__Prompt__: Can you pull out each line of the data below that includes the word "Chain"?

(Dataset records)
•••••

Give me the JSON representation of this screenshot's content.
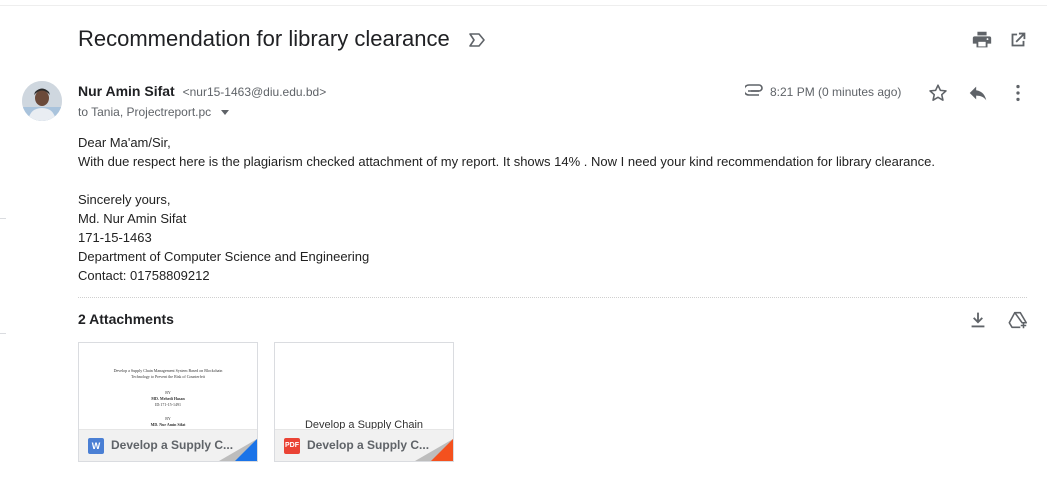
{
  "subject": "Recommendation for library clearance",
  "sender": {
    "name": "Nur Amin Sifat",
    "email": "<nur15-1463@diu.edu.bd>",
    "to": "to Tania, Projectreport.pc"
  },
  "meta": {
    "time": "8:21 PM (0 minutes ago)"
  },
  "body": {
    "greeting": "Dear Ma'am/Sir,",
    "message": "With due respect here is the plagiarism checked attachment of my report. It shows 14% . Now I need your kind recommendation for library clearance.",
    "closing": "Sincerely yours,",
    "sig_name": "Md. Nur Amin Sifat",
    "sig_id": "171-15-1463",
    "sig_dept": "Department of Computer Science and Engineering",
    "sig_contact": "Contact: 01758809212"
  },
  "attachments": {
    "title": "2 Attachments",
    "items": [
      {
        "name": "Develop a Supply C...",
        "type_badge": "W",
        "preview_lines": [
          "Develop a Supply Chain Management System Based on Blockchain",
          "Technology to Prevent the Risk of Counterfeit",
          "BY",
          "MD. Mehedi Hasan",
          "ID:171-15-1491",
          "BY",
          "MD. Nur Amin Sifat"
        ],
        "badge_color": "#4a7fd4",
        "corner_color": "#1a73e8"
      },
      {
        "name": "Develop a Supply C...",
        "type_badge": "PDF",
        "preview_text": "Develop a Supply Chain",
        "badge_color": "#ea4335",
        "corner_color": "#f4511e"
      }
    ]
  },
  "icons": {
    "label": "label-outline-icon",
    "print": "print-icon",
    "new_window": "open-in-new-icon",
    "attach": "paperclip-icon",
    "star": "star-outline-icon",
    "reply": "reply-icon",
    "more": "more-vert-icon",
    "download": "download-icon",
    "drive": "add-to-drive-icon"
  }
}
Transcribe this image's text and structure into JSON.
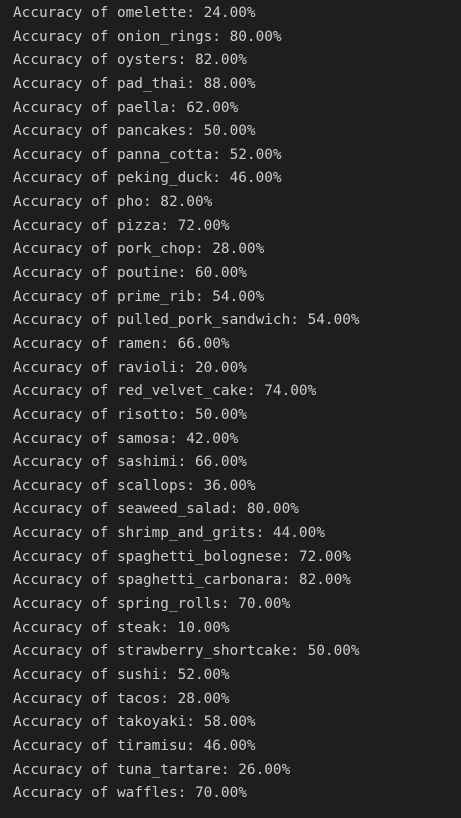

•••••

__Completed exercise__:
          "Develop a Supply Chain Management System Based on Blockchain",
        "preview_text": "Develop a Supply Chain",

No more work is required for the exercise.